FIG. 6 represents the FSM for the Cp or Ap. The Cp and Ap have identical states. Within a call-view there can only be one Cp-view, but there a may be several Ap-views. The Cp or Ap specifies SACF-rules for the association with the SCF, and the call, for those operations in which the Cp or Ap are involved.
The FSM represents the synchronisation procedures between the SSF and SCF, and the procedures to interact with a call-party (other than using the normal CCF-procedures).
There are no operations that have the Cp or Ap as Container Context. Which of the views is involved is determined by the FSM contained in the Cp and Ap, the leg.
There is an interface between the Cp and Ap, as shown in FIG. 3, which is used to move legs from one view to another (in effect, it means that the included process for the leg is releases, and a new one is started on the other side).
In state WFI in the FSM, the Cp- or Ap-process is synchronised with the SCF, although the synchronisation may be broken if the user hangs up (event coming in from a CLSM-process). It should be noted that different Ap-processes are consequently not synchronised together, and not with the Cp-process: the synchronisation does not apply to the complete call.

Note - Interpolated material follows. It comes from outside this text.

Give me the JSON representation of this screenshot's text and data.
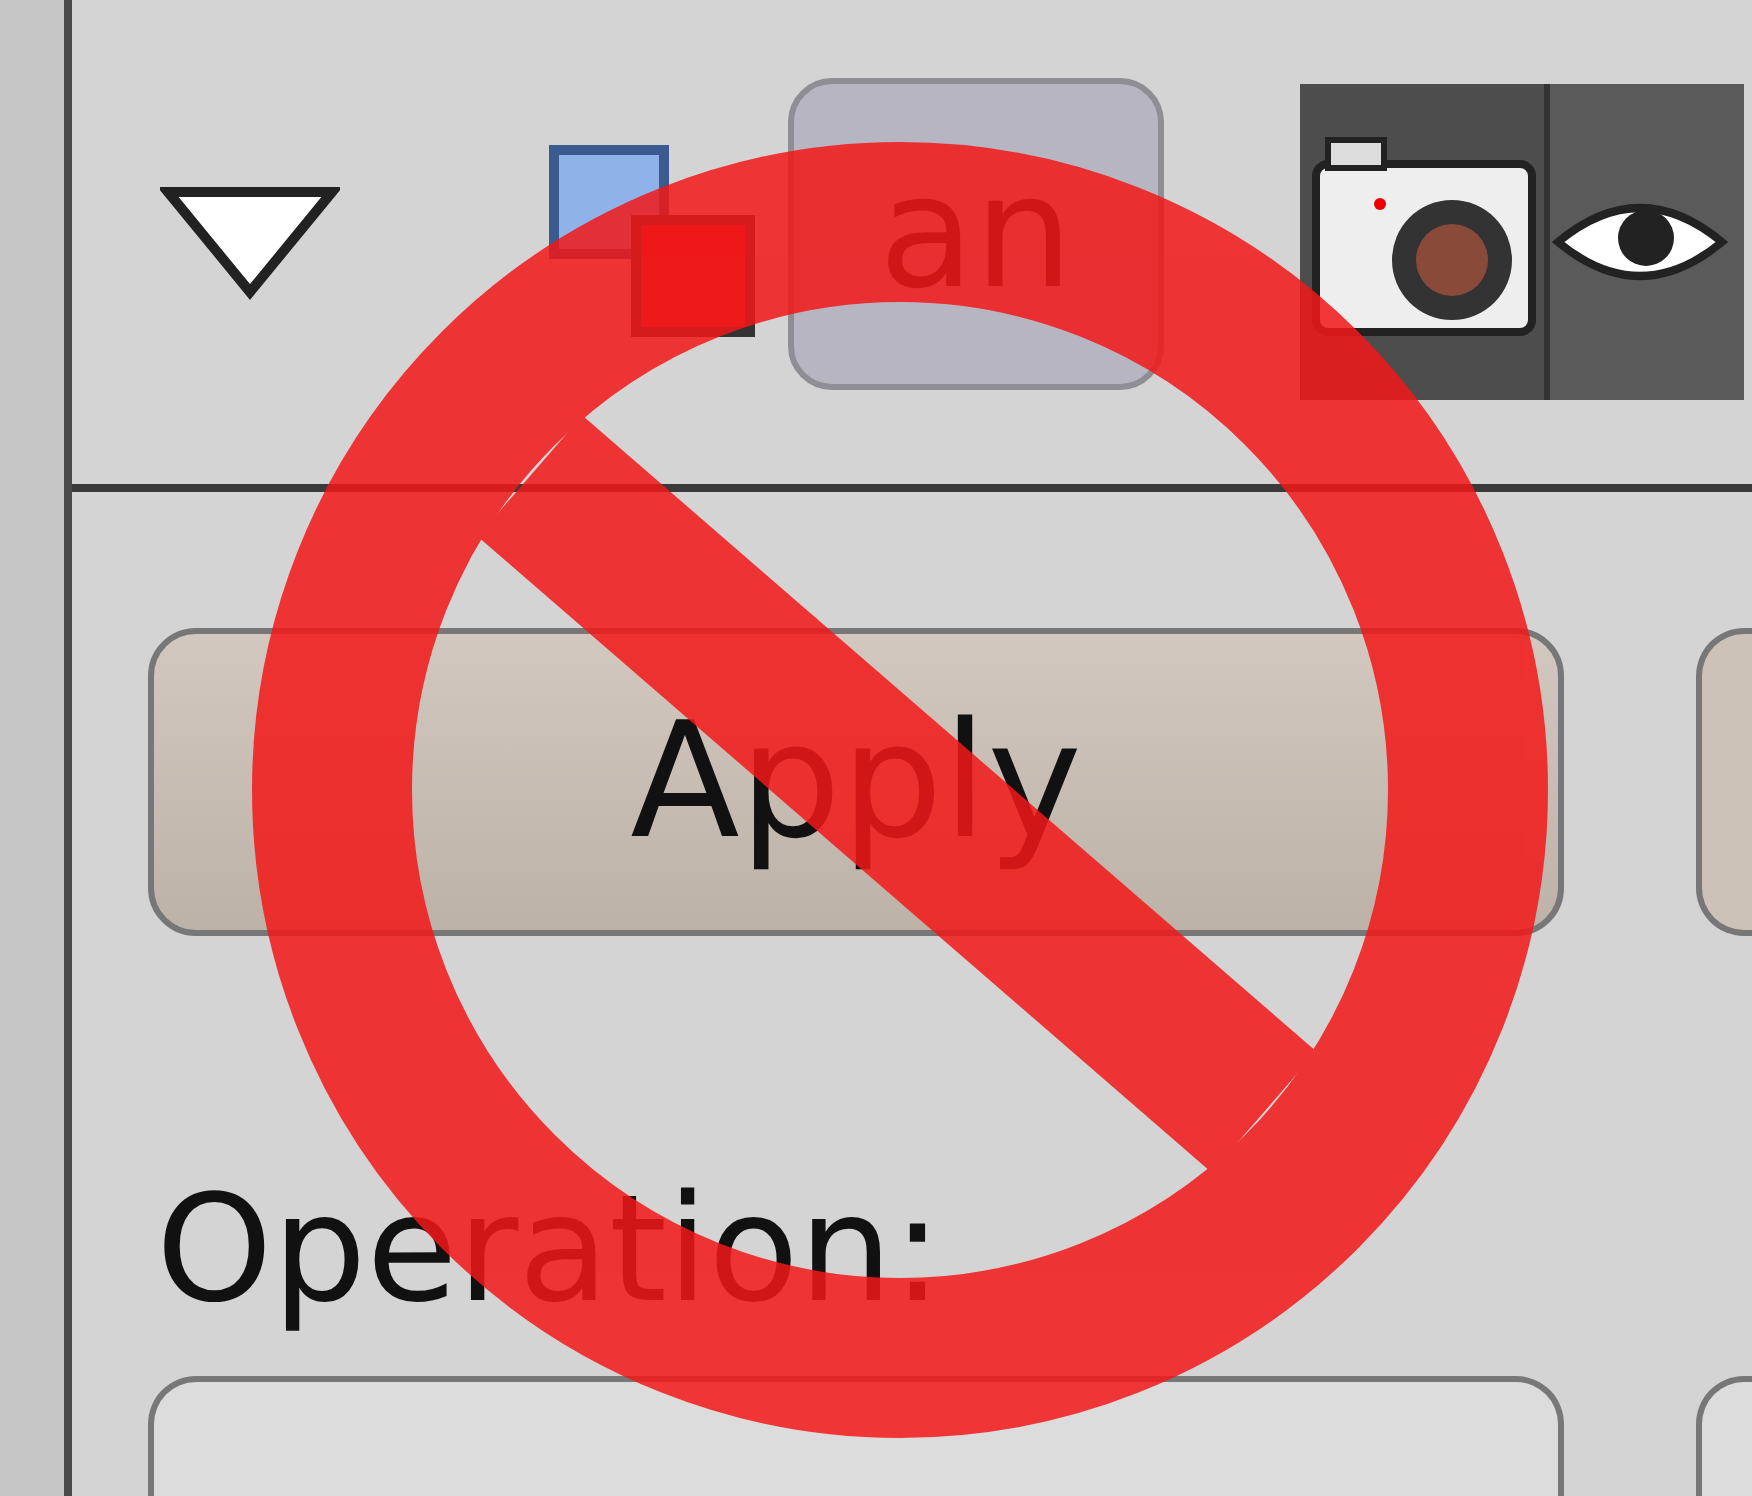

While user-interaction is ongoing (the FSM is in state User Interaction WFI, or User Interaction Processing), all operations will be buffered by the Cp, except DisconnectForwardConnection. The buffer is released when the FSM transits back to WFI or Processing. The Ap only buffers ReleaseCall, and this is only buffered locally, i.e. without affecting other FSMs. Therefore, the Ap does not use a Container Action for this.
With the FSM in the state Processing, the SSF and SCF run concurrently, i.e. they are not synchronised.
The FSMs for the legs in the Cp and Ap are identical, including all state-transitions, actions etc. These FSMs have only Idle and Active states. These FSMs sere as a Container Context for operations. Because the legs are identical in the Cp and Ap, and because each only has one state (beside Idle), a leg-process can be ‘moved’ from Ap to Cp and vice versa by transmitting the existing process from Active to Idle, and transmitting the existing process from Active to Idle, and transmitting a new one (in the target view) from Idle to Active.
The location of the leg thus determines whether the Cp-view, or an Ap-view, is going to be involved. The concept of “legs” represent network-resources allocated to a single party in a call. There can only be one leg in an Ap, but there may be several legs in the Cp.
Based on this, it is possible to determined the criteria which are to be used in selecting the processes which should process an event during the validation.
It should be noted that the concept of Container Interfaces can in general be used to describe the behaviour of a system, or part of a system, to external triggers (i.e. coming from other systems or part of the same system).